According to officials in Andhra Pradesh, the State would have faced a blackout but for the automatic systems allied to the 400-kV transmission lines from the north. These transmission lines have 400-kV sub-stations at Gajuwaka near Visakhapatnam and Chandrapur in Maharashtra, which are fitted with special high voltage direct current (HVDC) facilities and other systems.
Normally, when power is supplied from any upcountry grid to any State in the southern grid, it has to be routed through one of these lines. Power reaches these sub-stations as alternating current at the frequency of the supplying grid. The HVDC and automatic systems at Chandrapur and Gajuwaka convert this into HVDC to synchronise the frequency with that of the southern grid. Once the frequency is synchronised, HVDC is re-converted into AC and supplied.
A senior official in the Karnataka Power Transmission Corporation said protection mechanisms saved the day. The Under Frequency Relay mechanism automatically sheds the load when the frequency drops due to any drastic reduction in availability of power, or when there is a demand surge. To make up for shortages, the automatic system facilitates load shedding.
Karnataka’s share of 350-400 MW from Talcher was hit during the grid collapse. This led to load shedding.

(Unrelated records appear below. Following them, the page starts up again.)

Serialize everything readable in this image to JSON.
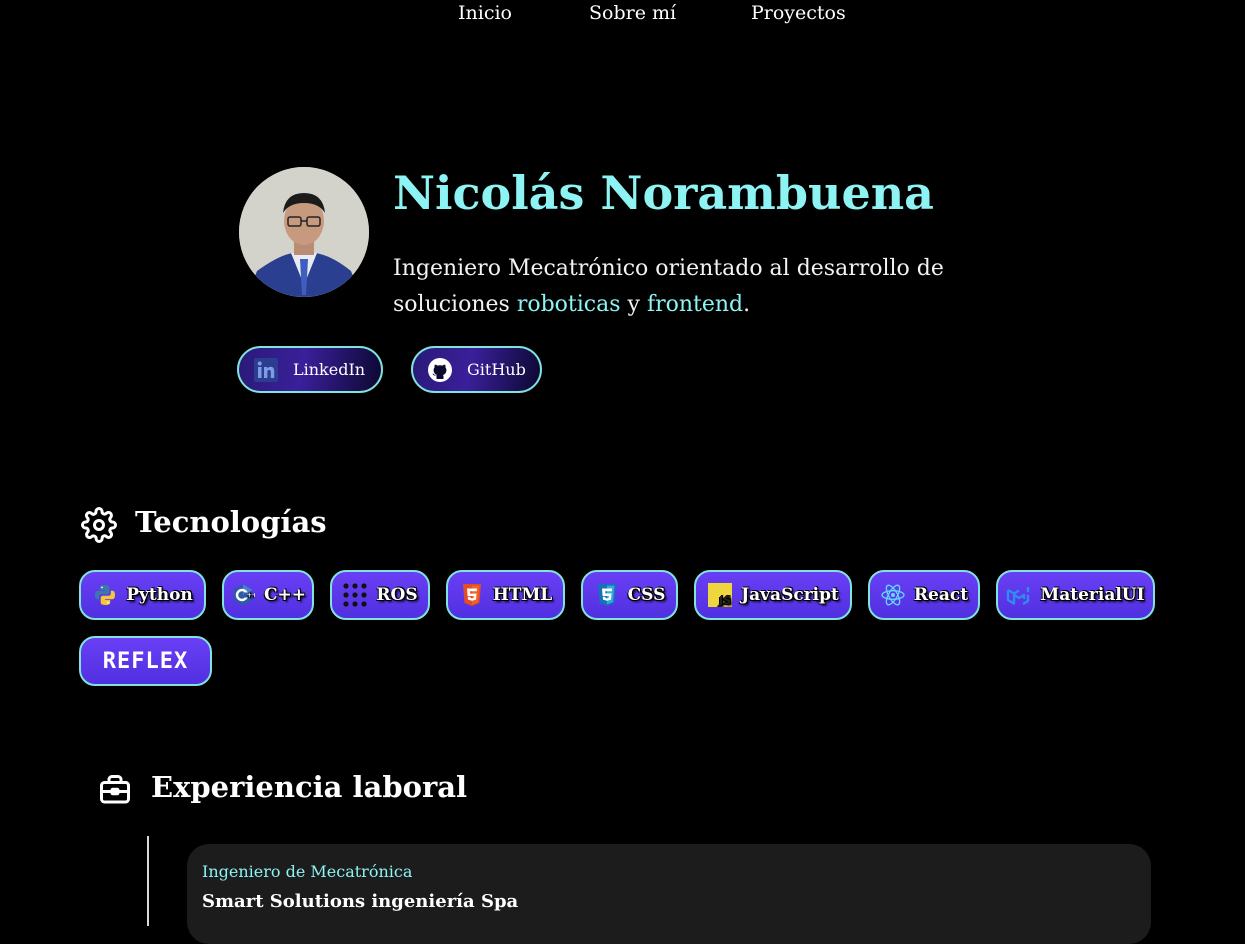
{
  "nav": {
    "items": [
      {
        "label": "Inicio"
      },
      {
        "label": "Sobre mí"
      },
      {
        "label": "Proyectos"
      }
    ]
  },
  "hero": {
    "name": "Nicolás Norambuena",
    "description": {
      "part1": "Ingeniero Mecatrónico orientado al desarrollo de soluciones ",
      "accent1": "roboticas",
      "part2": " y ",
      "accent2": "frontend",
      "part3": "."
    },
    "social": [
      {
        "label": "LinkedIn",
        "icon": "linkedin-icon"
      },
      {
        "label": "GitHub",
        "icon": "github-icon"
      }
    ]
  },
  "technologies": {
    "title": "Tecnologías",
    "icon": "gear-icon",
    "items": [
      {
        "label": "Python",
        "icon": "python-icon"
      },
      {
        "label": "C++",
        "icon": "cplusplus-icon"
      },
      {
        "label": "ROS",
        "icon": "ros-icon"
      },
      {
        "label": "HTML",
        "icon": "html5-icon"
      },
      {
        "label": "CSS",
        "icon": "css3-icon"
      },
      {
        "label": "JavaScript",
        "icon": "javascript-icon"
      },
      {
        "label": "React",
        "icon": "react-icon"
      },
      {
        "label": "MaterialUI",
        "icon": "materialui-icon"
      },
      {
        "label": "REFLEX",
        "icon": "reflex-logo"
      }
    ]
  },
  "experience": {
    "title": "Experiencia laboral",
    "icon": "briefcase-icon",
    "items": [
      {
        "role": "Ingeniero de Mecatrónica",
        "company": "Smart Solutions ingeniería Spa"
      }
    ]
  },
  "colors": {
    "accent": "#8ef3f3",
    "chip": "#5a36ec",
    "chip_border": "#7fe3de",
    "card": "#1c1c1c"
  }
}
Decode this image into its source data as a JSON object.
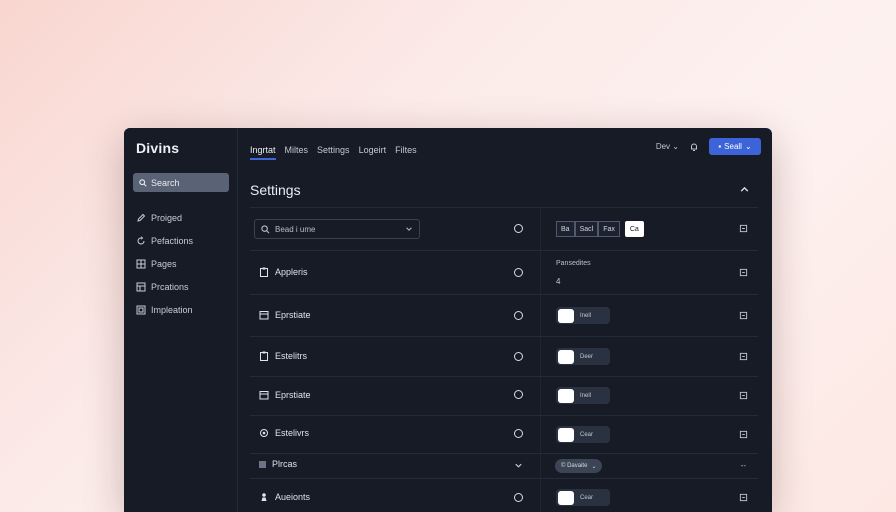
{
  "app": {
    "brand": "Divins"
  },
  "sidebar": {
    "search_label": "Search",
    "items": [
      {
        "label": "Proiged",
        "icon": "pencil-icon"
      },
      {
        "label": "Pefactions",
        "icon": "refresh-icon"
      },
      {
        "label": "Pages",
        "icon": "grid-icon"
      },
      {
        "label": "Prcations",
        "icon": "layers-icon"
      },
      {
        "label": "Impleation",
        "icon": "integration-icon"
      }
    ]
  },
  "topnav": {
    "tabs": [
      "Ingrtat",
      "Miltes",
      "Settings",
      "Logeirt",
      "Filtes"
    ],
    "active_index": 0,
    "lang_label": "Dev",
    "primary_button_label": "Seall"
  },
  "page": {
    "title": "Settings"
  },
  "rows": {
    "search": {
      "placeholder": "Bead i ume",
      "segment_buttons": [
        "Ba",
        "Sacl",
        "Fax"
      ],
      "selected_segment": "Ca"
    },
    "items": [
      {
        "label": "Appleris",
        "icon": "clipboard-icon",
        "right_type": "text",
        "sublabel": "Pansedites",
        "subvalue": "4"
      },
      {
        "label": "Eprstiate",
        "icon": "calendar-icon",
        "right_type": "toggle",
        "toggle_text": "Inell"
      },
      {
        "label": "Estelitrs",
        "icon": "clipboard-icon",
        "right_type": "toggle",
        "toggle_text": "Deer"
      },
      {
        "label": "Eprstiate",
        "icon": "calendar-icon",
        "right_type": "toggle",
        "toggle_text": "Inell"
      },
      {
        "label": "Estelivrs",
        "icon": "gear-icon",
        "right_type": "toggle",
        "toggle_text": "Cear"
      }
    ],
    "collapsed": {
      "label": "Plrcas",
      "pill_label": "© Davaite",
      "dash": "--"
    },
    "last": {
      "label": "Aueionts",
      "icon": "person-icon",
      "toggle_text": "Cear"
    }
  },
  "colors": {
    "accent": "#3d63d9",
    "window_bg": "#161b25",
    "sidebar_search_bg": "#5a6275"
  }
}
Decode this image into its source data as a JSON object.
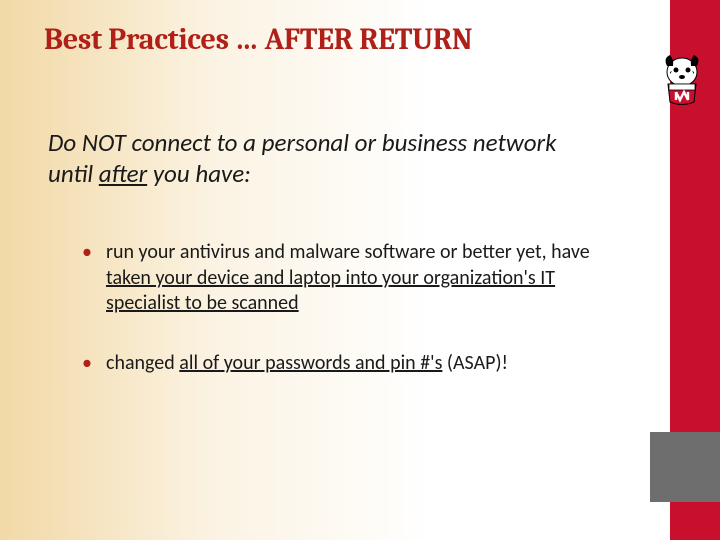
{
  "title": "Best Practices … AFTER RETURN",
  "intro": {
    "prefix": "Do NOT connect to a personal or business network until ",
    "underlined": "after",
    "suffix": " you have:"
  },
  "bullets": [
    {
      "prefix": "run your antivirus and malware software or better yet, have ",
      "underlined": "taken your device and laptop into your organization's IT specialist to be scanned",
      "suffix": ""
    },
    {
      "prefix": "changed ",
      "underlined": "all of your passwords and pin #'s",
      "suffix": " (ASAP)!"
    }
  ],
  "logo_name": "bucky-badger"
}
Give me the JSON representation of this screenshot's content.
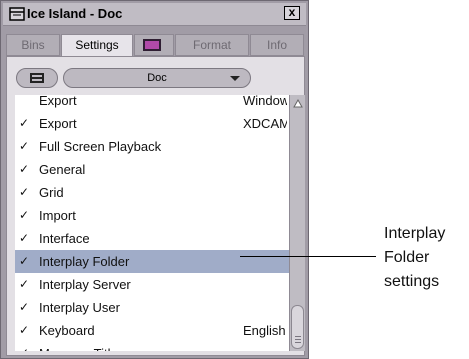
{
  "window": {
    "title": "Ice Island - Doc",
    "close_glyph": "x"
  },
  "tabs": [
    {
      "label": "Bins"
    },
    {
      "label": "Settings"
    },
    {
      "label": ""
    },
    {
      "label": "Format"
    },
    {
      "label": "Info"
    }
  ],
  "toolbar": {
    "selector_value": "Doc"
  },
  "settings_list": [
    {
      "check": "",
      "name": "Export",
      "value": "Window"
    },
    {
      "check": "✓",
      "name": "Export",
      "value": "XDCAM"
    },
    {
      "check": "✓",
      "name": "Full Screen Playback",
      "value": ""
    },
    {
      "check": "✓",
      "name": "General",
      "value": ""
    },
    {
      "check": "✓",
      "name": "Grid",
      "value": ""
    },
    {
      "check": "✓",
      "name": "Import",
      "value": ""
    },
    {
      "check": "✓",
      "name": "Interface",
      "value": ""
    },
    {
      "check": "✓",
      "name": "Interplay Folder",
      "value": ""
    },
    {
      "check": "✓",
      "name": "Interplay Server",
      "value": ""
    },
    {
      "check": "✓",
      "name": "Interplay User",
      "value": ""
    },
    {
      "check": "✓",
      "name": "Keyboard",
      "value": "English"
    },
    {
      "check": "✓",
      "name": "Marquee Title",
      "value": ""
    }
  ],
  "selected_item": "Interplay Folder",
  "callout": {
    "line1": "Interplay",
    "line2": "Folder",
    "line3": "settings"
  },
  "icons": {
    "window_icon": "bin-window-icon",
    "tab_swatch": "color-swatch-icon",
    "toolbar": "bin-view-icon"
  },
  "colors": {
    "selected_row": "#a0acc8",
    "swatch": "#b04aa8"
  }
}
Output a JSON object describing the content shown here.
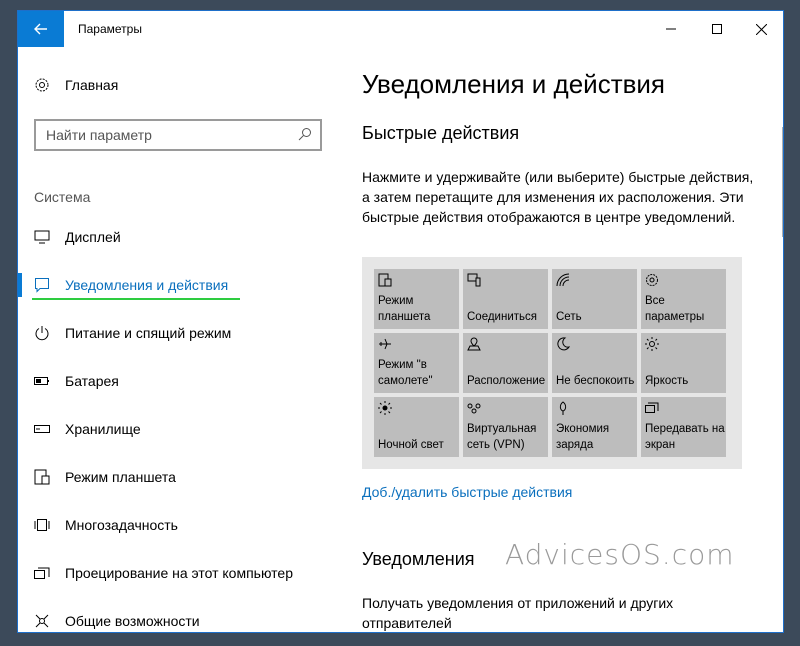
{
  "window": {
    "title": "Параметры"
  },
  "sidebar": {
    "home_label": "Главная",
    "search_placeholder": "Найти параметр",
    "section_label": "Система",
    "items": [
      {
        "label": "Дисплей",
        "icon": "monitor-icon",
        "active": false
      },
      {
        "label": "Уведомления и действия",
        "icon": "notification-icon",
        "active": true
      },
      {
        "label": "Питание и спящий режим",
        "icon": "power-icon",
        "active": false
      },
      {
        "label": "Батарея",
        "icon": "battery-icon",
        "active": false
      },
      {
        "label": "Хранилище",
        "icon": "storage-icon",
        "active": false
      },
      {
        "label": "Режим планшета",
        "icon": "tablet-mode-icon",
        "active": false
      },
      {
        "label": "Многозадачность",
        "icon": "multitasking-icon",
        "active": false
      },
      {
        "label": "Проецирование на этот компьютер",
        "icon": "projection-icon",
        "active": false
      },
      {
        "label": "Общие возможности",
        "icon": "shared-experiences-icon",
        "active": false
      }
    ]
  },
  "main": {
    "title": "Уведомления и действия",
    "quick_actions_heading": "Быстрые действия",
    "quick_actions_description": "Нажмите и удерживайте (или выберите) быстрые действия, а затем перетащите для изменения их расположения. Эти быстрые действия отображаются в центре уведомлений.",
    "tiles": [
      {
        "label": "Режим планшета",
        "icon": "tablet-mode-icon"
      },
      {
        "label": "Соединиться",
        "icon": "connect-icon"
      },
      {
        "label": "Сеть",
        "icon": "network-icon"
      },
      {
        "label": "Все параметры",
        "icon": "settings-icon"
      },
      {
        "label": "Режим \"в самолете\"",
        "icon": "airplane-icon"
      },
      {
        "label": "Расположение",
        "icon": "location-icon"
      },
      {
        "label": "Не беспокоить",
        "icon": "moon-icon"
      },
      {
        "label": "Яркость",
        "icon": "brightness-icon"
      },
      {
        "label": "Ночной свет",
        "icon": "night-light-icon"
      },
      {
        "label": "Виртуальная сеть (VPN)",
        "icon": "vpn-icon"
      },
      {
        "label": "Экономия заряда",
        "icon": "battery-saver-icon"
      },
      {
        "label": "Передавать на экран",
        "icon": "project-icon"
      }
    ],
    "add_remove_link": "Доб./удалить быстрые действия",
    "notifications_heading": "Уведомления",
    "notifications_description": "Получать уведомления от приложений и других отправителей"
  },
  "watermark": "AdvicesOS.com",
  "colors": {
    "accent": "#0a7bd4",
    "link": "#0a6fbd",
    "tile": "#bdbdbd",
    "highlight": "#2ecc40"
  }
}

M. G. Devasahayam, a former Chairman of the Haryana State Electricity Board, said the absence of a management philosophy and less importance given to distribution and delivery efficiency were the fundamental causes of the grid collapse. “What the authorities keep harping on is more and more generation, that too only centralised, because these are highly capital-intensive and offer good scope for corruption.” The only solution is a holistic approach that combines decentralised distributed generation (off-grid anchoring on renewable energy sources), distribution and delivery modernisation, demand side management and end-use energy efficiency, he says.